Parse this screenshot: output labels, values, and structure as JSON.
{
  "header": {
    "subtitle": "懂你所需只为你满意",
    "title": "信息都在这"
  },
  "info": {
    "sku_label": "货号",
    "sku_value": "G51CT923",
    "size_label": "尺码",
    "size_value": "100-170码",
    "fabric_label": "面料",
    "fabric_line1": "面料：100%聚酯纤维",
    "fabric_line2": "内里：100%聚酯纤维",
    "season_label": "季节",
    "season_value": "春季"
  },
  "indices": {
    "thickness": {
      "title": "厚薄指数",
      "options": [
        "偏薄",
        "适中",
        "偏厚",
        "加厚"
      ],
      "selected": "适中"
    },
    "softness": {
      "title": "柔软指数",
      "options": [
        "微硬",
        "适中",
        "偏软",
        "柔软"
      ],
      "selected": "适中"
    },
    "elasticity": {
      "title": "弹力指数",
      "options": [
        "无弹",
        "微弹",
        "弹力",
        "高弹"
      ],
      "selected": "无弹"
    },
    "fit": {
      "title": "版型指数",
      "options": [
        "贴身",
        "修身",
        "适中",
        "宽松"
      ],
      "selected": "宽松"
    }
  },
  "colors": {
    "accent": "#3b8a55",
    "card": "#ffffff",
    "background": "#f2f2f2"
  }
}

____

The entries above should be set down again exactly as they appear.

*Answer to this task:*
Parse this screenshot: output labels, values, and structure as JSON.
{
  "header": {
    "subtitle": "懂你所需只为你满意",
    "title": "信息都在这"
  },
  "info": {
    "sku_label": "货号",
    "sku_value": "G51CT923",
    "size_label": "尺码",
    "size_value": "100-170码",
    "fabric_label": "面料",
    "fabric_line1": "面料：100%聚酯纤维",
    "fabric_line2": "内里：100%聚酯纤维",
    "season_label": "季节",
    "season_value": "春季"
  },
  "indices": {
    "thickness": {
      "title": "厚薄指数",
      "options": [
        "偏薄",
        "适中",
        "偏厚",
        "加厚"
      ],
      "selected": "适中"
    },
    "softness": {
      "title": "柔软指数",
      "options": [
        "微硬",
        "适中",
        "偏软",
        "柔软"
      ],
      "selected": "适中"
    },
    "elasticity": {
      "title": "弹力指数",
      "options": [
        "无弹",
        "微弹",
        "弹力",
        "高弹"
      ],
      "selected": "无弹"
    },
    "fit": {
      "title": "版型指数",
      "options": [
        "贴身",
        "修身",
        "适中",
        "宽松"
      ],
      "selected": "宽松"
    }
  },
  "colors": {
    "accent": "#3b8a55",
    "card": "#ffffff",
    "background": "#f2f2f2"
  }
}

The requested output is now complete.